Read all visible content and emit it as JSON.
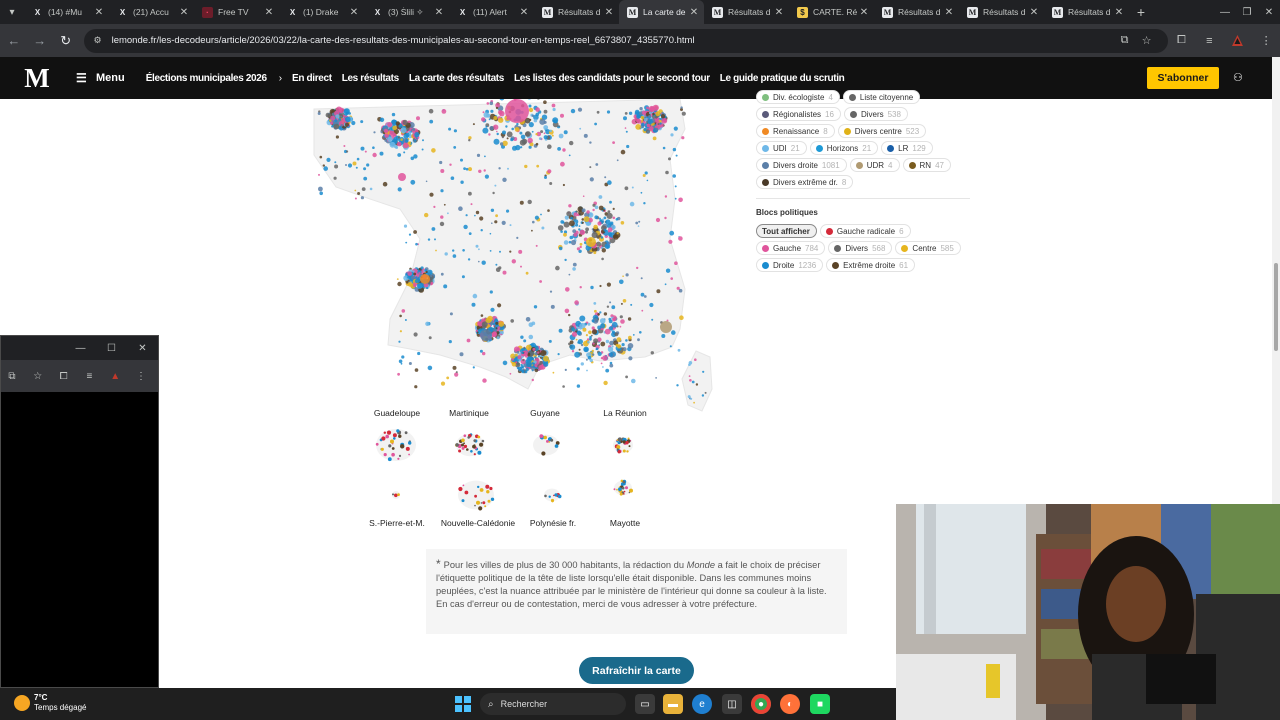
{
  "browser": {
    "tabs": [
      {
        "title": "(14) #Mu",
        "favicon": "x-icon",
        "active": false
      },
      {
        "title": "(21) Accu",
        "favicon": "x-icon",
        "active": false
      },
      {
        "title": "Free TV",
        "favicon": "free-tv-icon",
        "active": false
      },
      {
        "title": "(1) Drake",
        "favicon": "x-icon",
        "active": false
      },
      {
        "title": "(3) Ṡlili ✧",
        "favicon": "x-icon",
        "active": false
      },
      {
        "title": "(11) Alert",
        "favicon": "x-icon",
        "active": false
      },
      {
        "title": "Résultats d",
        "favicon": "le-monde-icon",
        "active": false
      },
      {
        "title": "La carte de",
        "favicon": "le-monde-icon",
        "active": true
      },
      {
        "title": "Résultats d",
        "favicon": "le-monde-icon",
        "active": false
      },
      {
        "title": "CARTE. Ré",
        "favicon": "carte-icon",
        "active": false
      },
      {
        "title": "Résultats d",
        "favicon": "le-monde-icon",
        "active": false
      },
      {
        "title": "Résultats d",
        "favicon": "le-monde-icon",
        "active": false
      },
      {
        "title": "Résultats d",
        "favicon": "le-monde-icon",
        "active": false
      }
    ],
    "url": "lemonde.fr/les-decodeurs/article/2026/03/22/la-carte-des-resultats-des-municipales-au-second-tour-en-temps-reel_6673807_4355770.html"
  },
  "site": {
    "logo": "M",
    "menu_label": "Menu",
    "nav": [
      "Élections municipales 2026",
      "En direct",
      "Les résultats",
      "La carte des résultats",
      "Les listes des candidats pour le second tour",
      "Le guide pratique du scrutin"
    ],
    "subscribe_label": "S'abonner"
  },
  "legend": {
    "partial_row": [
      {
        "label": "Div. écologiste",
        "count": "4",
        "color": "#7fbf7f"
      },
      {
        "label": "Liste citoyenne",
        "count": "",
        "color": "#666666"
      }
    ],
    "parties": [
      [
        {
          "label": "Régionalistes",
          "count": "16",
          "color": "#5a5a7a"
        },
        {
          "label": "Divers",
          "count": "538",
          "color": "#666666"
        }
      ],
      [
        {
          "label": "Renaissance",
          "count": "8",
          "color": "#f08a24"
        },
        {
          "label": "Divers centre",
          "count": "523",
          "color": "#e0b218"
        }
      ],
      [
        {
          "label": "UDI",
          "count": "21",
          "color": "#6fb8e8"
        },
        {
          "label": "Horizons",
          "count": "21",
          "color": "#1e9ad6"
        },
        {
          "label": "LR",
          "count": "129",
          "color": "#1a5fa8"
        }
      ],
      [
        {
          "label": "Divers droite",
          "count": "1081",
          "color": "#5b7fa8"
        },
        {
          "label": "UDR",
          "count": "4",
          "color": "#b09a72"
        },
        {
          "label": "RN",
          "count": "47",
          "color": "#7a5c1e"
        }
      ],
      [
        {
          "label": "Divers extrême dr.",
          "count": "8",
          "color": "#4a3a28"
        }
      ]
    ],
    "blocs_heading": "Blocs politiques",
    "blocs": [
      [
        {
          "label": "Tout afficher",
          "count": "",
          "color": "",
          "selected": true
        },
        {
          "label": "Gauche radicale",
          "count": "6",
          "color": "#d42a3a"
        }
      ],
      [
        {
          "label": "Gauche",
          "count": "784",
          "color": "#e0559c"
        },
        {
          "label": "Divers",
          "count": "568",
          "color": "#666666"
        },
        {
          "label": "Centre",
          "count": "585",
          "color": "#e6b51e"
        }
      ],
      [
        {
          "label": "Droite",
          "count": "1236",
          "color": "#1a8ccf"
        },
        {
          "label": "Extrême droite",
          "count": "61",
          "color": "#5a4326"
        }
      ]
    ]
  },
  "overseas": {
    "labels": [
      "Guadeloupe",
      "Martinique",
      "Guyane",
      "La Réunion",
      "S.-Pierre-et-M.",
      "Nouvelle-Calédonie",
      "Polynésie fr.",
      "Mayotte"
    ]
  },
  "note": {
    "star": "*",
    "before": "Pour les villes de plus de 30 000 habitants, la rédaction du ",
    "italic": "Monde",
    "after": " a fait le choix de préciser l'étiquette politique de la tête de liste lorsqu'elle était disponible. Dans les communes moins peuplées, c'est la nuance attribuée par le ministère de l'intérieur qui donne sa couleur à la liste. En cas d'erreur ou de contestation, merci de vous adresser à votre préfecture."
  },
  "refresh_label": "Rafraîchir la carte",
  "taskbar": {
    "temperature": "7°C",
    "weather": "Temps dégagé",
    "search_label": "Rechercher"
  },
  "colors": {
    "header_bg": "#111111",
    "subscribe_bg": "#ffc600",
    "refresh_bg": "#1a6a8c",
    "map_land": "#f2f2f2"
  }
}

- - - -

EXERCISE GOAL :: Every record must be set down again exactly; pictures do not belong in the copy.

SOLUTION TO THE PROBLEM ::
Read all visible content and emit it as JSON.
{
  "browser": {
    "tabs": [
      {
        "title": "(14) #Mu",
        "favicon": "x-icon",
        "active": false
      },
      {
        "title": "(21) Accu",
        "favicon": "x-icon",
        "active": false
      },
      {
        "title": "Free TV",
        "favicon": "free-tv-icon",
        "active": false
      },
      {
        "title": "(1) Drake",
        "favicon": "x-icon",
        "active": false
      },
      {
        "title": "(3) Ṡlili ✧",
        "favicon": "x-icon",
        "active": false
      },
      {
        "title": "(11) Alert",
        "favicon": "x-icon",
        "active": false
      },
      {
        "title": "Résultats d",
        "favicon": "le-monde-icon",
        "active": false
      },
      {
        "title": "La carte de",
        "favicon": "le-monde-icon",
        "active": true
      },
      {
        "title": "Résultats d",
        "favicon": "le-monde-icon",
        "active": false
      },
      {
        "title": "CARTE. Ré",
        "favicon": "carte-icon",
        "active": false
      },
      {
        "title": "Résultats d",
        "favicon": "le-monde-icon",
        "active": false
      },
      {
        "title": "Résultats d",
        "favicon": "le-monde-icon",
        "active": false
      },
      {
        "title": "Résultats d",
        "favicon": "le-monde-icon",
        "active": false
      }
    ],
    "url": "lemonde.fr/les-decodeurs/article/2026/03/22/la-carte-des-resultats-des-municipales-au-second-tour-en-temps-reel_6673807_4355770.html"
  },
  "site": {
    "logo": "M",
    "menu_label": "Menu",
    "nav": [
      "Élections municipales 2026",
      "En direct",
      "Les résultats",
      "La carte des résultats",
      "Les listes des candidats pour le second tour",
      "Le guide pratique du scrutin"
    ],
    "subscribe_label": "S'abonner"
  },
  "legend": {
    "partial_row": [
      {
        "label": "Div. écologiste",
        "count": "4",
        "color": "#7fbf7f"
      },
      {
        "label": "Liste citoyenne",
        "count": "",
        "color": "#666666"
      }
    ],
    "parties": [
      [
        {
          "label": "Régionalistes",
          "count": "16",
          "color": "#5a5a7a"
        },
        {
          "label": "Divers",
          "count": "538",
          "color": "#666666"
        }
      ],
      [
        {
          "label": "Renaissance",
          "count": "8",
          "color": "#f08a24"
        },
        {
          "label": "Divers centre",
          "count": "523",
          "color": "#e0b218"
        }
      ],
      [
        {
          "label": "UDI",
          "count": "21",
          "color": "#6fb8e8"
        },
        {
          "label": "Horizons",
          "count": "21",
          "color": "#1e9ad6"
        },
        {
          "label": "LR",
          "count": "129",
          "color": "#1a5fa8"
        }
      ],
      [
        {
          "label": "Divers droite",
          "count": "1081",
          "color": "#5b7fa8"
        },
        {
          "label": "UDR",
          "count": "4",
          "color": "#b09a72"
        },
        {
          "label": "RN",
          "count": "47",
          "color": "#7a5c1e"
        }
      ],
      [
        {
          "label": "Divers extrême dr.",
          "count": "8",
          "color": "#4a3a28"
        }
      ]
    ],
    "blocs_heading": "Blocs politiques",
    "blocs": [
      [
        {
          "label": "Tout afficher",
          "count": "",
          "color": "",
          "selected": true
        },
        {
          "label": "Gauche radicale",
          "count": "6",
          "color": "#d42a3a"
        }
      ],
      [
        {
          "label": "Gauche",
          "count": "784",
          "color": "#e0559c"
        },
        {
          "label": "Divers",
          "count": "568",
          "color": "#666666"
        },
        {
          "label": "Centre",
          "count": "585",
          "color": "#e6b51e"
        }
      ],
      [
        {
          "label": "Droite",
          "count": "1236",
          "color": "#1a8ccf"
        },
        {
          "label": "Extrême droite",
          "count": "61",
          "color": "#5a4326"
        }
      ]
    ]
  },
  "overseas": {
    "labels": [
      "Guadeloupe",
      "Martinique",
      "Guyane",
      "La Réunion",
      "S.-Pierre-et-M.",
      "Nouvelle-Calédonie",
      "Polynésie fr.",
      "Mayotte"
    ]
  },
  "note": {
    "star": "*",
    "before": "Pour les villes de plus de 30 000 habitants, la rédaction du ",
    "italic": "Monde",
    "after": " a fait le choix de préciser l'étiquette politique de la tête de liste lorsqu'elle était disponible. Dans les communes moins peuplées, c'est la nuance attribuée par le ministère de l'intérieur qui donne sa couleur à la liste. En cas d'erreur ou de contestation, merci de vous adresser à votre préfecture."
  },
  "refresh_label": "Rafraîchir la carte",
  "taskbar": {
    "temperature": "7°C",
    "weather": "Temps dégagé",
    "search_label": "Rechercher"
  },
  "colors": {
    "header_bg": "#111111",
    "subscribe_bg": "#ffc600",
    "refresh_bg": "#1a6a8c",
    "map_land": "#f2f2f2"
  }
}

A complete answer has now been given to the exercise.